HSBC Bank USA, and its mortgage operations facility, are at the center of a lawsuit filed by New York Attorney General Eric Schneiderman, who alleges that thousands of people were denied the opportunity to save their home from foreclosure due to the bank’s misconduct.
Our Miami foreclosure defense lawyers know that this is not the only bank that has flagrantly disregarded its obligations in extending home loan modifications for borrowers and helping them to avoid foreclosure. But New York has been more aggressive than most other states at going after the offenders.
Schneiderman has been quoted as saying that he hopes this lawsuit will prompt other financial institutions engaging in similar tactics to take notice and do an about-face.
The state Supreme Court lawsuit alleges that bankers at HSBC blatantly ignored the law intended to guide homeowners toward settlements and modifications, rather than foreclosures. The bank is accused of intentionally ran out the clock on settlement negotiations to rake in bigger profits for themselves. Schneiderman said it’s clear that these were not isolated incidents, but rather part of a larger and calculated strategy intended to deny borrowers relief from foreclosure proceedings.
Just as an example, there were more than 200 cases in a single suburban jurisdiction where the bank delayed the settlement talks and as a result, consumers were forced into a foreclosure, rather than a loan modification. In more than a handful of those cases, the bank filed the required paperwork nearly three years late.
The state law in New York holds that lenders have to file a request for judicial intervention anytime they sue a homeowner for foreclosure, and they also have to issue a notification to the county clerk of that action. That initial request is supposed to trigger a settlement conference that is held within two months, which is intended to bring both sides to the table to try to resolve whatever the financial issue is before the homeowner is pushed down the path of a foreclosure.
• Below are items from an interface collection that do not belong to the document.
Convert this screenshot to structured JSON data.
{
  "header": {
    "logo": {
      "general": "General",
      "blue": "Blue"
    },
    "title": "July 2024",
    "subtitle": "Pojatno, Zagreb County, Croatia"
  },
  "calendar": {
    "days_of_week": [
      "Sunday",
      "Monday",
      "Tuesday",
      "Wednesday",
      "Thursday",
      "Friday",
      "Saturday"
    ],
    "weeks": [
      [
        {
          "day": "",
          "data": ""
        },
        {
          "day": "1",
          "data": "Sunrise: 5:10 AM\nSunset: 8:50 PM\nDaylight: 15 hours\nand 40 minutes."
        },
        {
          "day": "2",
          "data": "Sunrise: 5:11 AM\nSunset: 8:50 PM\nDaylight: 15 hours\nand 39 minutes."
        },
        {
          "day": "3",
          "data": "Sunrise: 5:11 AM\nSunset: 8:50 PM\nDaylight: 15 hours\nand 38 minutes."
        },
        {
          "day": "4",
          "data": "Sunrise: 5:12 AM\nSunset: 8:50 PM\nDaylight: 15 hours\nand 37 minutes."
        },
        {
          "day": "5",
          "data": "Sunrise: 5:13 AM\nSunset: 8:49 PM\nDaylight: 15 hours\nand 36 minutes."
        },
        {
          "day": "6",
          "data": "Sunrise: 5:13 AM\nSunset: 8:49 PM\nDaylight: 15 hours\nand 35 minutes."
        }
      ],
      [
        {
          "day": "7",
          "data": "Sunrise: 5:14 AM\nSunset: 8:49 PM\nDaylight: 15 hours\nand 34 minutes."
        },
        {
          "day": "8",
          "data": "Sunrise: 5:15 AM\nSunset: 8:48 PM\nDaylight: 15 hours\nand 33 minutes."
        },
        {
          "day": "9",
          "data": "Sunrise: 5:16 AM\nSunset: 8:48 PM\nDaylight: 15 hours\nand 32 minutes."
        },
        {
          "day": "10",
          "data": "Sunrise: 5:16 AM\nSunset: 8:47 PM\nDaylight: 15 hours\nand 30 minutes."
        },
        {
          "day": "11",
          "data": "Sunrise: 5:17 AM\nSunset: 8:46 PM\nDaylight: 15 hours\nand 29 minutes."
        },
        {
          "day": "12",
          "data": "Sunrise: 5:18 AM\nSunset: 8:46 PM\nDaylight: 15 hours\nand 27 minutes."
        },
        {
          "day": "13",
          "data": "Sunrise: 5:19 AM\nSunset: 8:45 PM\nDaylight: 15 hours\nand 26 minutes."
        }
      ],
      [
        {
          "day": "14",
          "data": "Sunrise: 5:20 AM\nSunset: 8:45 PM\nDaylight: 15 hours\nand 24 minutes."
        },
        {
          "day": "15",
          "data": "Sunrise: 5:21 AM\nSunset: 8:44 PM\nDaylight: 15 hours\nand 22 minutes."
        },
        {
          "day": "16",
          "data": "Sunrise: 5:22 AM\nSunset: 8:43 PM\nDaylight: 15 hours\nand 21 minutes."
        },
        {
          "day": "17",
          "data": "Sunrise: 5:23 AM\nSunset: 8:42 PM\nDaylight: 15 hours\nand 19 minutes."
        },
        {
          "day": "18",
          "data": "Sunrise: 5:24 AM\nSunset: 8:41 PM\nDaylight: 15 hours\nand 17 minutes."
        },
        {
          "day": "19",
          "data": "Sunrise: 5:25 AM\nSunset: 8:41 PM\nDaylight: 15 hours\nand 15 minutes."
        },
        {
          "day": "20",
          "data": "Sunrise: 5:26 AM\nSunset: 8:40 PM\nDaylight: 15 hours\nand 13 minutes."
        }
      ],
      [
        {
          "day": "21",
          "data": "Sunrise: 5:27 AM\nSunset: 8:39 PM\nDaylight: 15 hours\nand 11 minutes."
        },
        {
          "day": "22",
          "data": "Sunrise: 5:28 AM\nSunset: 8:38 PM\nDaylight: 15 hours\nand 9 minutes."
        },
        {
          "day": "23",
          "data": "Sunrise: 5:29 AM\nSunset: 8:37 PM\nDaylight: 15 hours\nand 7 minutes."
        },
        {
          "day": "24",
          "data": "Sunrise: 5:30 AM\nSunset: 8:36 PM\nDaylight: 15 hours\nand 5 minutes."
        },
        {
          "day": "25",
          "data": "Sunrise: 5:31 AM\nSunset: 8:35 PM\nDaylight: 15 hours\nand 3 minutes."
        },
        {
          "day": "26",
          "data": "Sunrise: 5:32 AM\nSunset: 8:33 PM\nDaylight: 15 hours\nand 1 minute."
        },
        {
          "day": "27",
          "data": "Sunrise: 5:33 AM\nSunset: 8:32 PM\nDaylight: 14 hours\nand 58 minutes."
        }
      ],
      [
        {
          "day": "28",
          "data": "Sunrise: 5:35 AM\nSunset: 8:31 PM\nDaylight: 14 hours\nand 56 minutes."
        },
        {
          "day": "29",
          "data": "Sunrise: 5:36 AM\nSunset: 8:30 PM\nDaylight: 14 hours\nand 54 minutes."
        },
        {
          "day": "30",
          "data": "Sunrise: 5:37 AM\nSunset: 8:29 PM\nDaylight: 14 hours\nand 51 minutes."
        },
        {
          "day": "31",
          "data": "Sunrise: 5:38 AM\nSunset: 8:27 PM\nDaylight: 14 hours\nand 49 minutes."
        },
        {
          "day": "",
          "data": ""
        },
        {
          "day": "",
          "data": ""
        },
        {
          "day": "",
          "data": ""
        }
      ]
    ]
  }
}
But just last year, the state attorney general learned that there were approximately 25,000 homeowners that were directed to a foreclosure without ever having sat down for that settlement talk required by law.
Why would banks do this? Because every day that the homeowner is left waiting, he or she is racking up additional fees, penalties and back mortgage payments from the lender. So in effect, the bank makes money by denying the homeowner the right to fight for their home.
Among the orders of relief sought, the attorney general is asking that HSBC be forced to follow the state notification law, as well as waive all charges and interest fees levied on homeowners who weren’t given the opportunity to attempt to negotiate a settlement.
One example was a woman who suffered a severe illness and subsequently a job loss that led to the bank taking action to foreclose on her home. The bank reportedly filed a notice with the county, but then failed to notify the court to initiate a settlement discussion until more than 10 months after it first filed the foreclosure action. That delay meant this woman who had already suffered so much was slapped with an additional $23,000 in fees, which she wouldn’t have accrued had the bank initiated the process on time.
We don’t believe for a second that HSBC is the only bank that is guilty. That’s why if you believe you may be facing a foreclosure, you need to contact an experienced foreclosure defense attorney as soon possible. You need the opportunity not only to fully explore your options, but also to be apprised of your rights.
If you’re battling foreclosure in Miami or the surrounding areas contact Jacobs Keeley for a confidential appointment to discuss your rights. Call (305) 358-7991. Also, don’t miss Miami Foreclosure Attorney Bruce Jacobs on 880AM/the Biz, every Wednesday from 5 p.m. to 6 p.m. on “Mortgage Wars,” discussing foreclosure topics that matter to YOU.
Attorney general sues HSBC over foreclosures, June 4, 2013, By Tom Precious, Buffalo News
More Blog Entries:
Home Loan Modifications Slow Because of Banks’ Reticence, Report Says, June 3, 2013, Miami Foreclosure Lawyer Blog